The sixth chapter clearly traces the history of the religious studies curriculum which protects the child from receiving any instruction that is contrary to the wishes of his parents. The origin and objective of the word ‘curriculum’ and the vital role of parents, learners, teachers, local community, religious bodies, ministries of education and other national bodies are discussed. The seventh chapter expands on the discussion in earlier chapters. The sample of a syllabus is a useful reference material to every Christian religious education teacher.

The eighth chapter on lesson plan logically follows the seventh since the classroom experience tests what has been planned. The writer realistically observes that the success of the teacher is dependent on the mastery of the subject and his/her job is incomplete until evaluation is done. The importance of educational objectives, the cognitive, psychomotor and affective domains cannot be overemphasized.

Commenting on the application of teaching materials, the writer observes that a good material among others should relate to the objective and age of the learners, match their ability and elicit interest in them. The penultimate chapter presents a vivid description of the use of instructional materials in teaching. The impact of visual and audiovisual materials is amazing. Although they create an opportunity for students to come face to face with reality, they should be seen as a means to an end.

The last chapter clearly presents justification for moral education in the school in an era of moral decadence. The aim of religious education therefore is to facilitate desirable changes in an individual since it encompasses theoretical, practical, moral, spiritual, human and divine aspects. The entire society – the home, school, church, voluntary organizations, mass media- has a role to play.

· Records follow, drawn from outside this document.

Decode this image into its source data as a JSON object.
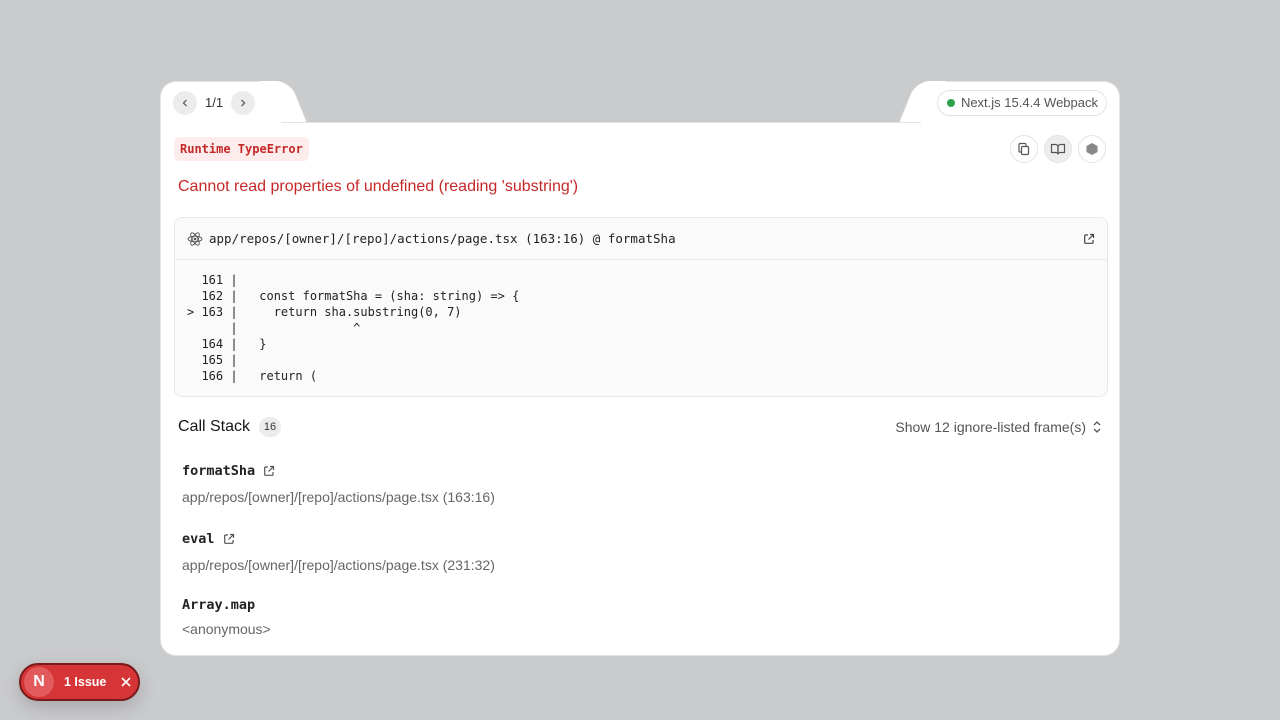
{
  "pager": {
    "prev_icon": "chevron-left-icon",
    "next_icon": "chevron-right-icon",
    "count": "1/1"
  },
  "version": {
    "label": "Next.js 15.4.4 Webpack",
    "status_color": "#2fa34a"
  },
  "error": {
    "type_label": "Runtime TypeError",
    "message": "Cannot read properties of undefined (reading 'substring')",
    "color": "#c62828"
  },
  "toolbar": {
    "copy_icon": "copy-icon",
    "docs_icon": "book-open-icon",
    "nodejs_icon": "nodejs-icon"
  },
  "code_frame": {
    "file": "app/repos/[owner]/[repo]/actions/page.tsx (163:16) @ formatSha",
    "lines": [
      "  161 |",
      "  162 |   const formatSha = (sha: string) => {",
      "> 163 |     return sha.substring(0, 7)",
      "      |                ^",
      "  164 |   }",
      "  165 |",
      "  166 |   return ("
    ]
  },
  "call_stack": {
    "title": "Call Stack",
    "count": "16",
    "toggle_label": "Show 12 ignore-listed frame(s)",
    "frames": [
      {
        "fn": "formatSha",
        "location": "app/repos/[owner]/[repo]/actions/page.tsx (163:16)"
      },
      {
        "fn": "eval",
        "location": "app/repos/[owner]/[repo]/actions/page.tsx (231:32)"
      },
      {
        "fn": "Array.map",
        "location": "<anonymous>"
      }
    ]
  },
  "issue_badge": {
    "logo": "N",
    "label": "1 Issue",
    "close_icon": "close-icon",
    "color": "#d63537"
  }
}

Although the book presents a rather interesting evaluation of Christian religious education methods, the author himself admits that he is not trying to offer new dimensions in the first two chapters. Even though he presents a format for research writing, the technical terms are not defined leaving the reader in a difficult position to see the relationship among them. Several typographical errors undermine the richness of the presentation. The above notwithstanding, this illustrative text of the Nigerian educational experience has graphic illustrations and review questions which stimulate critical thinking. A commendable insight is the lucid distinction made between the curriculum and syllabus which are treated as synonymous terms. The clear presentation of Bloom’s taxonomy of educational objectives is also imperative. Perhaps another insight is how the wrong use of textbooks could hinder self-initiative and transforms learning merely into a routine.